[Items from an interface collection]

▶

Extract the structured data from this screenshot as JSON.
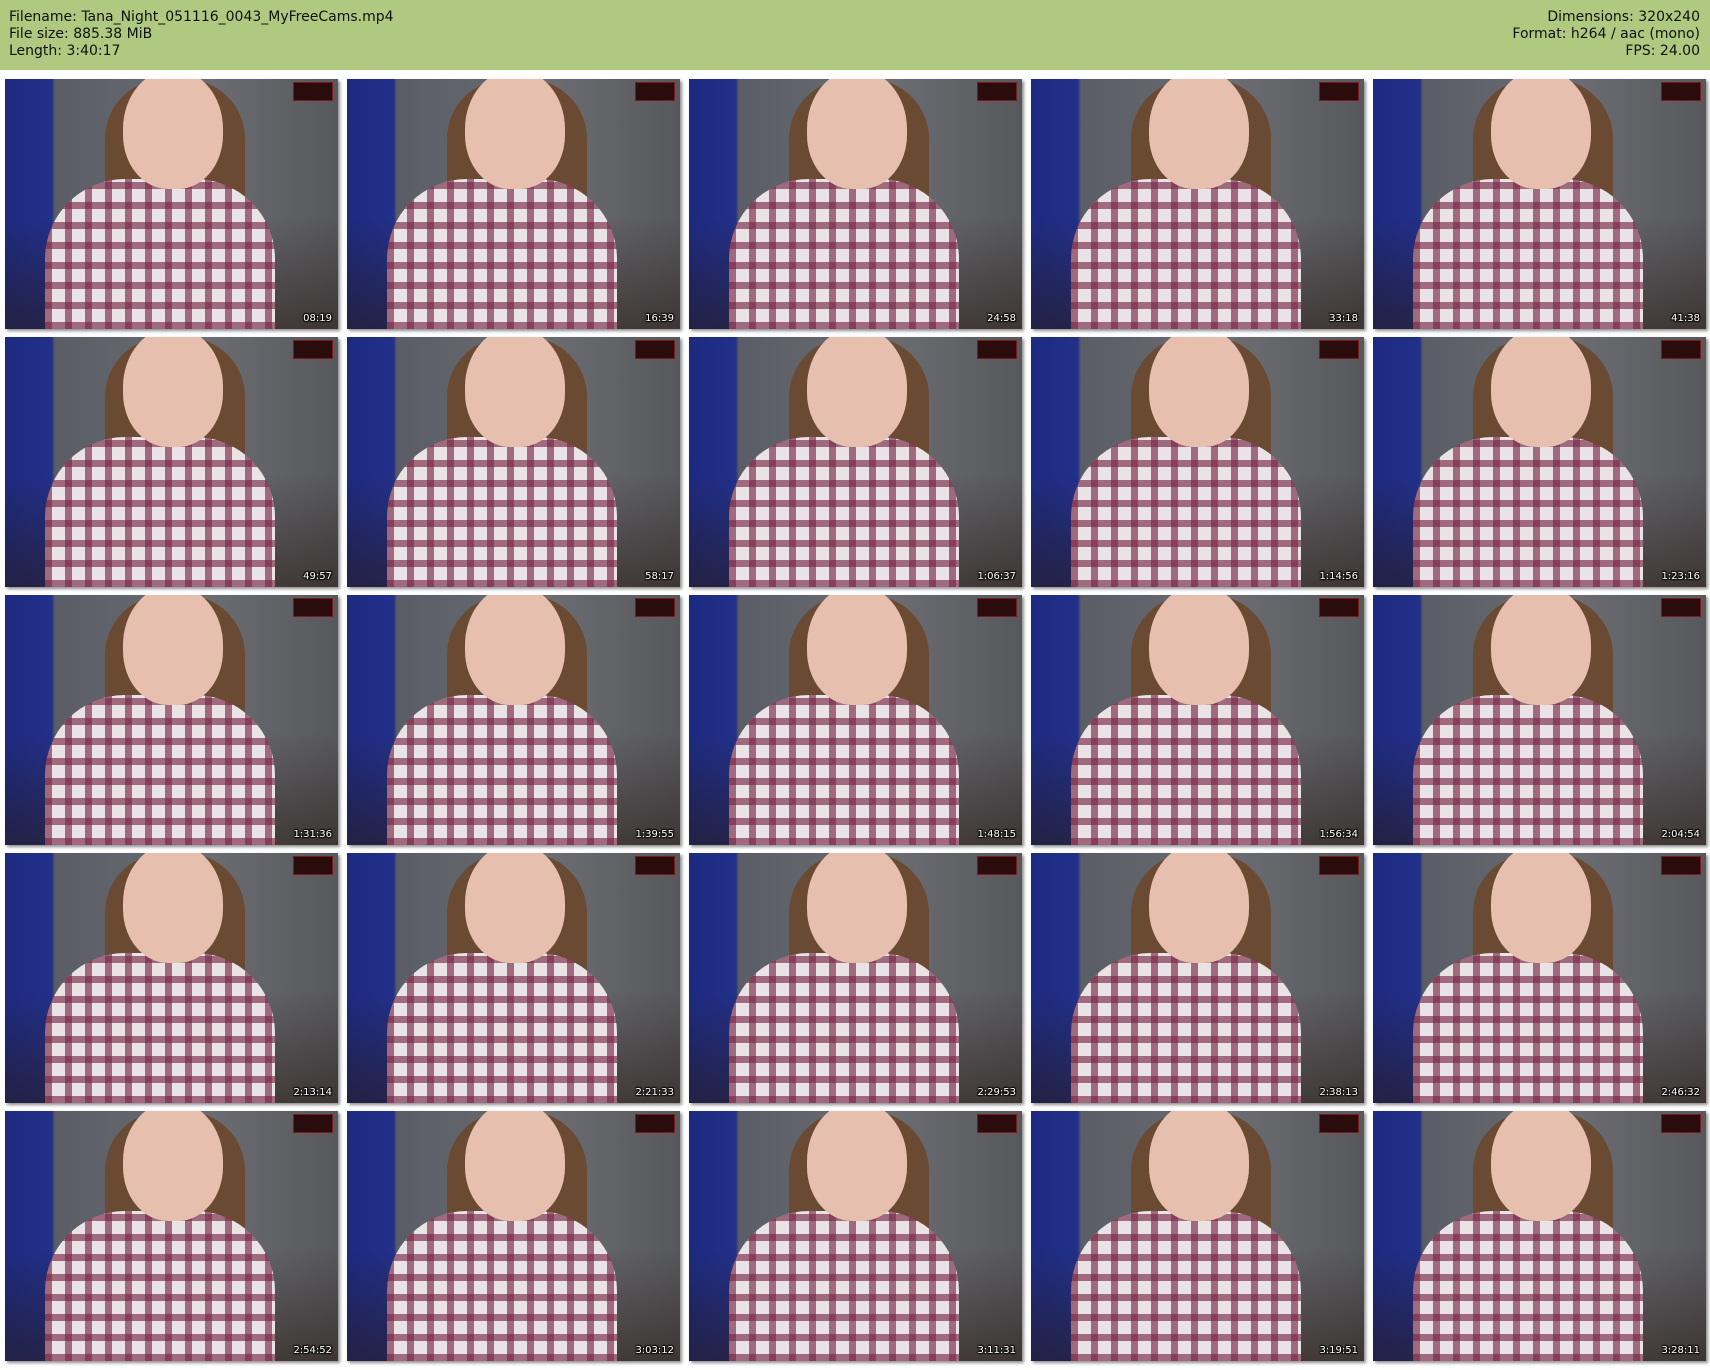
{
  "header": {
    "filename_label": "Filename:",
    "filename": "Tana_Night_051116_0043_MyFreeCams.mp4",
    "filesize_label": "File size:",
    "filesize": "885.38 MiB",
    "length_label": "Length:",
    "length": "3:40:17",
    "dimensions_label": "Dimensions:",
    "dimensions": "320x240",
    "format_label": "Format:",
    "format": "h264 / aac (mono)",
    "fps_label": "FPS:",
    "fps": "24.00"
  },
  "thumbnails": [
    {
      "time": "08:19"
    },
    {
      "time": "16:39"
    },
    {
      "time": "24:58"
    },
    {
      "time": "33:18"
    },
    {
      "time": "41:38"
    },
    {
      "time": "49:57"
    },
    {
      "time": "58:17"
    },
    {
      "time": "1:06:37"
    },
    {
      "time": "1:14:56"
    },
    {
      "time": "1:23:16"
    },
    {
      "time": "1:31:36"
    },
    {
      "time": "1:39:55"
    },
    {
      "time": "1:48:15"
    },
    {
      "time": "1:56:34"
    },
    {
      "time": "2:04:54"
    },
    {
      "time": "2:13:14"
    },
    {
      "time": "2:21:33"
    },
    {
      "time": "2:29:53"
    },
    {
      "time": "2:38:13"
    },
    {
      "time": "2:46:32"
    },
    {
      "time": "2:54:52"
    },
    {
      "time": "3:03:12"
    },
    {
      "time": "3:11:31"
    },
    {
      "time": "3:19:51"
    },
    {
      "time": "3:28:11"
    }
  ],
  "colors": {
    "header_bg": "#afca80",
    "page_bg": "#ffffff"
  }
}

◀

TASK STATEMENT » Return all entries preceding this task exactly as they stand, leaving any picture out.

EXPECTED ANSWER »
Extract the structured data from this screenshot as JSON.
{
  "header": {
    "filename_label": "Filename:",
    "filename": "Tana_Night_051116_0043_MyFreeCams.mp4",
    "filesize_label": "File size:",
    "filesize": "885.38 MiB",
    "length_label": "Length:",
    "length": "3:40:17",
    "dimensions_label": "Dimensions:",
    "dimensions": "320x240",
    "format_label": "Format:",
    "format": "h264 / aac (mono)",
    "fps_label": "FPS:",
    "fps": "24.00"
  },
  "thumbnails": [
    {
      "time": "08:19"
    },
    {
      "time": "16:39"
    },
    {
      "time": "24:58"
    },
    {
      "time": "33:18"
    },
    {
      "time": "41:38"
    },
    {
      "time": "49:57"
    },
    {
      "time": "58:17"
    },
    {
      "time": "1:06:37"
    },
    {
      "time": "1:14:56"
    },
    {
      "time": "1:23:16"
    },
    {
      "time": "1:31:36"
    },
    {
      "time": "1:39:55"
    },
    {
      "time": "1:48:15"
    },
    {
      "time": "1:56:34"
    },
    {
      "time": "2:04:54"
    },
    {
      "time": "2:13:14"
    },
    {
      "time": "2:21:33"
    },
    {
      "time": "2:29:53"
    },
    {
      "time": "2:38:13"
    },
    {
      "time": "2:46:32"
    },
    {
      "time": "2:54:52"
    },
    {
      "time": "3:03:12"
    },
    {
      "time": "3:11:31"
    },
    {
      "time": "3:19:51"
    },
    {
      "time": "3:28:11"
    }
  ],
  "colors": {
    "header_bg": "#afca80",
    "page_bg": "#ffffff"
  }
}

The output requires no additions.